● **Problem requirements**
The expected output is every line of the data exactly as shown, minus the images.

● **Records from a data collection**

=-=-=-=-=

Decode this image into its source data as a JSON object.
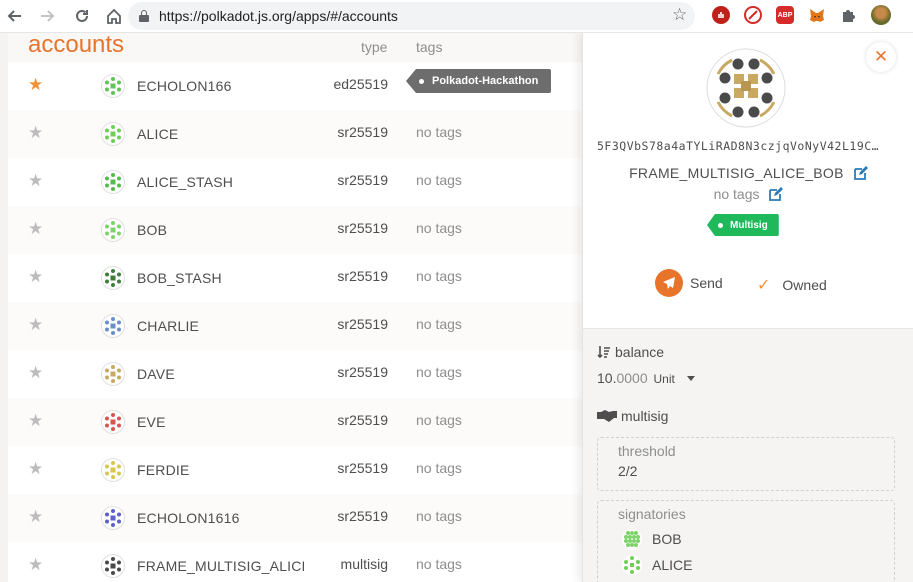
{
  "browser": {
    "url": "https://polkadot.js.org/apps/#/accounts"
  },
  "page": {
    "title": "accounts",
    "columns": {
      "type": "type",
      "tags": "tags"
    }
  },
  "accounts": [
    {
      "name": "ECHOLON166",
      "type": "ed25519",
      "tag": "Polkadot-Hackathon",
      "favorite": true,
      "color": "#5fc55a"
    },
    {
      "name": "ALICE",
      "type": "sr25519",
      "tag": "no tags",
      "favorite": false,
      "color": "#6fcf55"
    },
    {
      "name": "ALICE_STASH",
      "type": "sr25519",
      "tag": "no tags",
      "favorite": false,
      "color": "#54bb4e"
    },
    {
      "name": "BOB",
      "type": "sr25519",
      "tag": "no tags",
      "favorite": false,
      "color": "#7dd36b"
    },
    {
      "name": "BOB_STASH",
      "type": "sr25519",
      "tag": "no tags",
      "favorite": false,
      "color": "#3f7f3a"
    },
    {
      "name": "CHARLIE",
      "type": "sr25519",
      "tag": "no tags",
      "favorite": false,
      "color": "#6b8fc9"
    },
    {
      "name": "DAVE",
      "type": "sr25519",
      "tag": "no tags",
      "favorite": false,
      "color": "#c9a961"
    },
    {
      "name": "EVE",
      "type": "sr25519",
      "tag": "no tags",
      "favorite": false,
      "color": "#d9534f"
    },
    {
      "name": "FERDIE",
      "type": "sr25519",
      "tag": "no tags",
      "favorite": false,
      "color": "#d9c64a"
    },
    {
      "name": "ECHOLON1616",
      "type": "sr25519",
      "tag": "no tags",
      "favorite": false,
      "color": "#5b5fd0"
    },
    {
      "name": "FRAME_MULTISIG_ALICE_BOB",
      "type": "multisig",
      "tag": "no tags",
      "favorite": false,
      "color": "#4a4a4a"
    }
  ],
  "panel": {
    "address": "5F3QVbS78a4aTYLiRAD8N3czjqVoNyV42L19C…",
    "name": "FRAME_MULTISIG_ALICE_BOB",
    "tags": "no tags",
    "tag_badge": "Multisig",
    "send_label": "Send",
    "owned_label": "Owned",
    "balance_label": "balance",
    "balance_int": "10.",
    "balance_dec": "0000",
    "balance_unit": "Unit",
    "multisig_label": "multisig",
    "threshold_label": "threshold",
    "threshold_value": "2/2",
    "signatories_label": "signatories",
    "signatories": [
      "BOB",
      "ALICE"
    ]
  },
  "colors": {
    "accent": "#e8742c",
    "star_active": "#f19135",
    "tag_green": "#1fb85b",
    "tag_dark": "#6d6d6d"
  },
  "icons": {
    "back": "arrow-left-icon",
    "forward": "arrow-right-icon",
    "reload": "reload-icon",
    "home": "home-icon",
    "lock": "lock-icon",
    "bookmark": "star-outline-icon",
    "extensions": [
      "ublock-icon",
      "block-icon",
      "adblock-plus-icon",
      "metamask-icon",
      "puzzle-icon",
      "profile-avatar"
    ]
  }
}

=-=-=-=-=

● **Answer to this exercise**
Decode this image into its source data as a JSON object.
{
  "browser": {
    "url": "https://polkadot.js.org/apps/#/accounts"
  },
  "page": {
    "title": "accounts",
    "columns": {
      "type": "type",
      "tags": "tags"
    }
  },
  "accounts": [
    {
      "name": "ECHOLON166",
      "type": "ed25519",
      "tag": "Polkadot-Hackathon",
      "favorite": true,
      "color": "#5fc55a"
    },
    {
      "name": "ALICE",
      "type": "sr25519",
      "tag": "no tags",
      "favorite": false,
      "color": "#6fcf55"
    },
    {
      "name": "ALICE_STASH",
      "type": "sr25519",
      "tag": "no tags",
      "favorite": false,
      "color": "#54bb4e"
    },
    {
      "name": "BOB",
      "type": "sr25519",
      "tag": "no tags",
      "favorite": false,
      "color": "#7dd36b"
    },
    {
      "name": "BOB_STASH",
      "type": "sr25519",
      "tag": "no tags",
      "favorite": false,
      "color": "#3f7f3a"
    },
    {
      "name": "CHARLIE",
      "type": "sr25519",
      "tag": "no tags",
      "favorite": false,
      "color": "#6b8fc9"
    },
    {
      "name": "DAVE",
      "type": "sr25519",
      "tag": "no tags",
      "favorite": false,
      "color": "#c9a961"
    },
    {
      "name": "EVE",
      "type": "sr25519",
      "tag": "no tags",
      "favorite": false,
      "color": "#d9534f"
    },
    {
      "name": "FERDIE",
      "type": "sr25519",
      "tag": "no tags",
      "favorite": false,
      "color": "#d9c64a"
    },
    {
      "name": "ECHOLON1616",
      "type": "sr25519",
      "tag": "no tags",
      "favorite": false,
      "color": "#5b5fd0"
    },
    {
      "name": "FRAME_MULTISIG_ALICE_BOB",
      "type": "multisig",
      "tag": "no tags",
      "favorite": false,
      "color": "#4a4a4a"
    }
  ],
  "panel": {
    "address": "5F3QVbS78a4aTYLiRAD8N3czjqVoNyV42L19C…",
    "name": "FRAME_MULTISIG_ALICE_BOB",
    "tags": "no tags",
    "tag_badge": "Multisig",
    "send_label": "Send",
    "owned_label": "Owned",
    "balance_label": "balance",
    "balance_int": "10.",
    "balance_dec": "0000",
    "balance_unit": "Unit",
    "multisig_label": "multisig",
    "threshold_label": "threshold",
    "threshold_value": "2/2",
    "signatories_label": "signatories",
    "signatories": [
      "BOB",
      "ALICE"
    ]
  },
  "colors": {
    "accent": "#e8742c",
    "star_active": "#f19135",
    "tag_green": "#1fb85b",
    "tag_dark": "#6d6d6d"
  },
  "icons": {
    "back": "arrow-left-icon",
    "forward": "arrow-right-icon",
    "reload": "reload-icon",
    "home": "home-icon",
    "lock": "lock-icon",
    "bookmark": "star-outline-icon",
    "extensions": [
      "ublock-icon",
      "block-icon",
      "adblock-plus-icon",
      "metamask-icon",
      "puzzle-icon",
      "profile-avatar"
    ]
  }
}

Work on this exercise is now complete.